Rocky Stories: Tales of Love, Hope, and Happiness at America's Most Famous Steps / 100 Color Photographs by Tom Gralish / Foreword by Sylvester Stallone / 129-page paperback / 11" x 8.5" / ISBN 978-1-58988-029-0 / Publication Date: November 2006
Pulitzer Prize-winners Michael Vitez and Tom Gralish spent a year visiting the Philadelphia Museum of Art to capture the stories of "Rocky runners," who come from all over the world to run up America's most famous steps—just as Sylvester Stallone did in Rocky. People make the pilgrimage to mark a new beginning, to seek inspiration, to celebrate an accomplishment, to find the perfect backdrop for romance, or simply because they love the movie. As one runner says, "It gives you the feeling that anything is possible."
In his introduction, Michael Vitez writes: "The movie premiered in 1976, thirty years ago, yet they still come—a high-school track team from Belfast, three busloads of professional wrestling fans from Australia, a college rower from Maine, a librarian and her fiancé from Lake Tahoe, a race car driver (he ran the steps for good luck)…The story of Rocky inspired them, stirred them."
The book includes interviews with Oscar-winning director John G. Avildsen, composer Bill Conti, and cameraman Garrett Brown.
Check out Rocky Stories on NPR's Morning Edition and listen to Steve Inskeep's feature.
View NPR's slideshow of images from the book.

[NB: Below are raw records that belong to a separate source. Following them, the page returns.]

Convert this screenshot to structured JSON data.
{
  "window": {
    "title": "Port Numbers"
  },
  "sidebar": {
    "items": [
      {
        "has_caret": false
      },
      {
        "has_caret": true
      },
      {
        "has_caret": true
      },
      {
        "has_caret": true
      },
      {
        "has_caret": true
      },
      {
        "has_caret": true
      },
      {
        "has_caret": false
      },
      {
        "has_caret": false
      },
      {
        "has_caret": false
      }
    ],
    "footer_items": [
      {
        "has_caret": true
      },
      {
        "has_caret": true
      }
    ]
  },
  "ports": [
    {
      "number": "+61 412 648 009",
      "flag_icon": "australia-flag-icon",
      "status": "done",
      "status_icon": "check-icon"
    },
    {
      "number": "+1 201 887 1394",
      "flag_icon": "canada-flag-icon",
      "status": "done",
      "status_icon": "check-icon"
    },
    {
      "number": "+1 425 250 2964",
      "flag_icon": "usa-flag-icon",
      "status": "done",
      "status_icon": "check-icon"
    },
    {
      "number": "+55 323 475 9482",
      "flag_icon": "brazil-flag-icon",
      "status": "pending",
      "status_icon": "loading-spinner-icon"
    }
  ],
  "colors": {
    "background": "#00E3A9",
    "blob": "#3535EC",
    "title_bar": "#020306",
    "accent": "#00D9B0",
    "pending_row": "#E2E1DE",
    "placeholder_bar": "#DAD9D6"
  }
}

"The extent to which the Rocky myth has resonated is documented in this winning book…each story is engaging." — Sports Illustrated.
Ken Tucker of Entertainment Weekly called Rocky Stories a "knockout," "The result is a delight, a thrill, a gas: a kind of art experiment completed by ordinary people."

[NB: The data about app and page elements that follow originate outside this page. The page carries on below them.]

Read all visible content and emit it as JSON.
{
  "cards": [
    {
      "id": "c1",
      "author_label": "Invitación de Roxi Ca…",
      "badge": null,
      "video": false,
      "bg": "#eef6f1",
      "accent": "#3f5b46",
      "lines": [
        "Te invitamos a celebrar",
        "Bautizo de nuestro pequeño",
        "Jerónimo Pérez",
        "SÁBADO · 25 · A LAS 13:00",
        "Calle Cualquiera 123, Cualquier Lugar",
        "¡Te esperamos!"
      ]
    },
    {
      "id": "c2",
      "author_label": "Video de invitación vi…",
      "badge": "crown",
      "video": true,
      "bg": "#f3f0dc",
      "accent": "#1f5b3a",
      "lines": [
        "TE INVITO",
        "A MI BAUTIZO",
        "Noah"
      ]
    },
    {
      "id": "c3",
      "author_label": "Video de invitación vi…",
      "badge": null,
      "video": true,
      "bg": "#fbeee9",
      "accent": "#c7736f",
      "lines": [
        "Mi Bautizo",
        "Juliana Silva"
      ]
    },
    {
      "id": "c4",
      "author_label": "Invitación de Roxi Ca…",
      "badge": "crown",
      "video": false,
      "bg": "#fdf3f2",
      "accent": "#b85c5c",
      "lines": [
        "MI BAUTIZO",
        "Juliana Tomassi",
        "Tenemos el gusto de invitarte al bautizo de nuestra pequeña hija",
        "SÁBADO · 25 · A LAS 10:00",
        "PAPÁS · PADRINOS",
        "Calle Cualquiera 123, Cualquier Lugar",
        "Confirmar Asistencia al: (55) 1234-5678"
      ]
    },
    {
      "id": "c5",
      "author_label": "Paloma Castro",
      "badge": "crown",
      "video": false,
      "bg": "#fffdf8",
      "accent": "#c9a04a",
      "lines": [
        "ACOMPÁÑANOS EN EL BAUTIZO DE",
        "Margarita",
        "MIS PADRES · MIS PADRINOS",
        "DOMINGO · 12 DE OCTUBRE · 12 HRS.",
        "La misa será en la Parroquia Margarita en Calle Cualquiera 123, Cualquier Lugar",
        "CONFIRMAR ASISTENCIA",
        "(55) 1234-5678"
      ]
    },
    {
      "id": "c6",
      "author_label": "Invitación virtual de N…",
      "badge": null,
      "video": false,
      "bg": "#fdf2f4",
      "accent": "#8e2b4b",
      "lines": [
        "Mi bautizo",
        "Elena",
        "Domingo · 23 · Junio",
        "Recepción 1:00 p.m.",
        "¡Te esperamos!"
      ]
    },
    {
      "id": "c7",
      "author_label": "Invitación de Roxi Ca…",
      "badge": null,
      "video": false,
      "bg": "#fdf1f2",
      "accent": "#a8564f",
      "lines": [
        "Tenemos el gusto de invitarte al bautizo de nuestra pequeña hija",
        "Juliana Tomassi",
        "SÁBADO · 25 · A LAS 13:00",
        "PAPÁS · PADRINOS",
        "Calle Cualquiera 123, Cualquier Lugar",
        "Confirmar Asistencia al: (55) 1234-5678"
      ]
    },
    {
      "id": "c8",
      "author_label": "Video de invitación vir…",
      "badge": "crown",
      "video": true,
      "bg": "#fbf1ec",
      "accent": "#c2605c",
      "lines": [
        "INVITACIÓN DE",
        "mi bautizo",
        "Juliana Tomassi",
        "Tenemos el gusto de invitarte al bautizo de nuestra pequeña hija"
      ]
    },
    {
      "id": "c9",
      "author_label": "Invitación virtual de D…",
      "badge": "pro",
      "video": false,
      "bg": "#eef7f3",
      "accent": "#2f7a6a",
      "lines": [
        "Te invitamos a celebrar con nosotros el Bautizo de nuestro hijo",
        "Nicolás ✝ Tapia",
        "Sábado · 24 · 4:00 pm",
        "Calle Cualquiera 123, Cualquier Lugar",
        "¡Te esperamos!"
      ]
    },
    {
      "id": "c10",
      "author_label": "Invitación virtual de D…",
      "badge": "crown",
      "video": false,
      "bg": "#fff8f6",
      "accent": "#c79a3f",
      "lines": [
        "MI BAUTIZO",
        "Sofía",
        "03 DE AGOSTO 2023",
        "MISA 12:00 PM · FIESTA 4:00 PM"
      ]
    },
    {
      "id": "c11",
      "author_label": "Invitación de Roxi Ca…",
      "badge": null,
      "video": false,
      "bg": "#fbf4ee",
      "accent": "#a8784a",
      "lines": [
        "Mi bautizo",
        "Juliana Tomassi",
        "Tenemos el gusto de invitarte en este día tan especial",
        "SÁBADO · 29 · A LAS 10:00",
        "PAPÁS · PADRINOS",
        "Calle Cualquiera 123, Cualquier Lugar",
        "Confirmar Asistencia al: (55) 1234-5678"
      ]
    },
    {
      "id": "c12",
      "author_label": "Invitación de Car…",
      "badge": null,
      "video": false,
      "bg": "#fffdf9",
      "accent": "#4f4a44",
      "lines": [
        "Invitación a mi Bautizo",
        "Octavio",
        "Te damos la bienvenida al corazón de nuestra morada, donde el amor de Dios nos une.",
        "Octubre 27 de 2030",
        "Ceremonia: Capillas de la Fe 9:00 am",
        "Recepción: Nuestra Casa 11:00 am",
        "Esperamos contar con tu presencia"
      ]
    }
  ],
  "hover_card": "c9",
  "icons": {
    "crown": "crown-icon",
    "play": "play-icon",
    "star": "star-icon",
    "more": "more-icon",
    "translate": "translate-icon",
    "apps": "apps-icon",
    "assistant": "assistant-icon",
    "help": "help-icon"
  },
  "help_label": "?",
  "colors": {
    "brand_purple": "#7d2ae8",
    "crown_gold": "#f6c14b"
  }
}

"The Rocky Steps have become a special place for tourists and Philadelphians alike. Virtually everyone who lives here or comes here wants to say that they ran up the Rocky Steps and saw the incredible view down the Benjamin Franklin Parkway." —Governor Edward G. Rendell of Pennsylvania
"In our increasingly homogenous world of strip malls and chain restaurants, there are still a few authentic and unscripted experiences left. One of them takes place every day on the towering steps of the Philadelphia Museum of Art, where strangers flock from across town and across the globe. Two extraordinarily talented journalists, Michael Vitez and Tom Gralish, have captured this uniquely American phenomenon with whimsy, poignancy, and utter charm. Rocky Stories will steal your heart and restore your faith in the power of shared human experience." —John Grogan, author of Marley & Me
"Rocky Stories captures the sprawling complexity of life. It's a delight." —Mark Bowden, author of Black Hawk Down and Guests of the Ayatollah
"Combine Pulitzer Prize-winning writer Michael Vitez with Pulitzer Prize-winning photographer Tom Gralish, let them loose on one of the great architectural icons of the modern world and what do you get? A book that is an absolute joy and an absolute blast and quintessentially American in its hopes and dreams and sweetness." —Buzz Bissinger, author of Friday Night Lights and A Prayer for the City
"I ran the steps holding the hopes and dreams of the entire nation in my right hand. With each stride I heard my name, and with each breath felt pride. When I finally lit the cauldron with the flame from the Olympic torch, I knew I had arrived. Michael Vitez and Tom Gralish have brought to life the many amazing and beautiful personal stories from Philadelphia's art museum steps. The Rocky Steps finally have a voice." —Dawn Staley, Olympic gold-medalist and Temple University women's basketball coach (on carrying the Olympic torch up the Rocky Steps)
"You can't borrow Superman's cape. You can't use the Jedi laser sword. But the steps are there. The steps are accessible. And standing up there, you kind of have a piece of the Rocky pie." —From the foreword by Sylvester Stallone
Michael Vitez has been a staff writer at the Philadelphia Inquirer since 1985. For his series on end-of-life issues, he won the Pulitzer Prize for Explanatory Journalism.
Tom Gralish has been at the Philadelphia Inquirer since 1983, working as both an editor and photographer. For his photo essay on the homeless, he won both the Pulitzer Prize for Feature Photography and the Robert F. Kennedy Journalism Award.